The Plant: Whimsical name, seriously good food _lowres

Advocate photo by GEORGE MORRIS -- The Plant restaurant in Plaquemine offers a whole new take on shrimp and grits.

First, a confession: We’re kind of partial to businesses with a hint of cleverness in their names. Not having been to The Library bar off LSU’s campus, we still can’t help but enjoy the wry joke as students tell others of their evening plans.

So, if you’re opening a place in Plaquemine, virtually in the shadow of the enormous Dow Chemical complex, and you have the same sense of humor, what do you call yourself?

The Plant, of course.

Now, a whimsical name doesn’t a restaurant make. The food still has to satisfy. Based on our recent visit, The Plant has that part of the equation covered.

Since grilled oysters were that evening’s special, we got a half dozen ($8.95) as an appetizer, and they did what an appetizer should do — stimulate the taste buds and leave the diners in anticipation of what’s to come. These were grilled with some grated Parmesan cheese, garlic and olive oil, and came with some lightly toasted bread sticks, all the better to sop up the savory liquid left behind.

Tempted as we were to order some gumbo, a cup of crab and brie soup ($7) caught our attention. We’re glad it did. It came to us hot but not scalding, thick with brie and chopped crab meat and accented with finely chopped celery and some orange bell pepper, which was attractive as well as flavorful. This would be a divine soup for a cold day, and worth ordering no matter the weather.

Shrimp and grits ($18) have become a popular combination in restaurants, and most that we’ve encountered cook the grits with cheddar and/or some other sharp, tangy accent to play off the mild flavor of the shrimp. The Plant has a whole new take on this. About a dozen blackened shrimp tails were arranged in a circle on the outside of a molded mound of grits covered with smoked gouda, tomato-basil sauce and “Abita barbecue butter,” which we imagine includes a dash of the regional brewmasters’ product. Any one or two of these is intriguing. The combination made this most memorable. It’s possible for kitchens to be too clever for their own good. This was not one of those times.

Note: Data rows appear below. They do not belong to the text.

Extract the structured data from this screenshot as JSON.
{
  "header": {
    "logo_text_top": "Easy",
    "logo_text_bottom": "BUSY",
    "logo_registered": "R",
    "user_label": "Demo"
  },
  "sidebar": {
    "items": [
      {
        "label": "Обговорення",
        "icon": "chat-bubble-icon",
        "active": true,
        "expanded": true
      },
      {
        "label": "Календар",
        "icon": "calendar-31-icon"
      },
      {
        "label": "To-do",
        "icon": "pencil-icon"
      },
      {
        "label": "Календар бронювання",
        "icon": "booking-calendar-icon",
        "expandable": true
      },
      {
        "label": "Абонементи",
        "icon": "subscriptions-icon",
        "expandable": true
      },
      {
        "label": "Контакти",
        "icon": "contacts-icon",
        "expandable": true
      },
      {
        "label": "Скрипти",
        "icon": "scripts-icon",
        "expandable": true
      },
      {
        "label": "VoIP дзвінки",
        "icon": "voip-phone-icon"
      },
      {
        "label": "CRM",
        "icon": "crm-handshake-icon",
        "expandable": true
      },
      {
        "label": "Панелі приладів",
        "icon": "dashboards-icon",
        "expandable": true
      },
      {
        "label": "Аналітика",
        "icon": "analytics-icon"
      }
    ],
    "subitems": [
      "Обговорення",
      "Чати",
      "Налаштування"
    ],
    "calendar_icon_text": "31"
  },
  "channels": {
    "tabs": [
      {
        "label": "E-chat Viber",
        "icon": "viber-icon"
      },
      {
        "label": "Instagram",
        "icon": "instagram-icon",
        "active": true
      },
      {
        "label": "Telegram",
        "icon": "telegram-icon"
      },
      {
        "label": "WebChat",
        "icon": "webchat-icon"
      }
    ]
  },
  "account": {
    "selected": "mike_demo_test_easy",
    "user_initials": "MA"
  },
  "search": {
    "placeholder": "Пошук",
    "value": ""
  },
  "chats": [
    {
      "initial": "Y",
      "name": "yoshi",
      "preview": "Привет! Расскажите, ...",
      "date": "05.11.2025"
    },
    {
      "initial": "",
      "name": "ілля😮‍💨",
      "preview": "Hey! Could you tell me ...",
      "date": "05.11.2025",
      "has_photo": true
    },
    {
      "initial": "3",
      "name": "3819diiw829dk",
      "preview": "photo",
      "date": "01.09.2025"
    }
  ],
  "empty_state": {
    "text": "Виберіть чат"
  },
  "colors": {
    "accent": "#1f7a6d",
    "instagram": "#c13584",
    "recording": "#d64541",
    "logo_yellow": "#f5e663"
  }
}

Some of the menu titles seem selected as plays on Dow worker lingo rather than descriptions of what you’re ordering. The Helper ($16) was blackened redfish topped with sautéed crab meat and Creole Meuniere sauce. It’s hard to go wrong with seafood topped with crab, and this was quite good, and served alongside potato casserole and steamed vegetables.

The fried shrimp basket ($12) provided a generous portion of plump shrimp tails that were covered in a thin, crisp batter with a jolt of black pepper, and came with French fries.

Though our visit was in the evening, we imagine The Plant does a pretty good lunch business, and the Plant Burger ($8) was an interesting variation on a familiar theme, mostly because it was served on a jalapeno sweet roll. The bread had more sweetness than tang, but it worked nicely, and the large slab of ground meat was accented with grilled onions, pickles, tomato and some of the most finely shredded lettuce you’re ever likely to see. We’d order it again.

The chocolate molten cake ($6) was advertised as being topped with raspberry sauce and fresh raspberries. We noticed neither, but contented ourselves with a piping hot chocolate cake in a ceramic dish with chocolate sauce, making it both chocolate and molten. It was rich and large enough for two to share.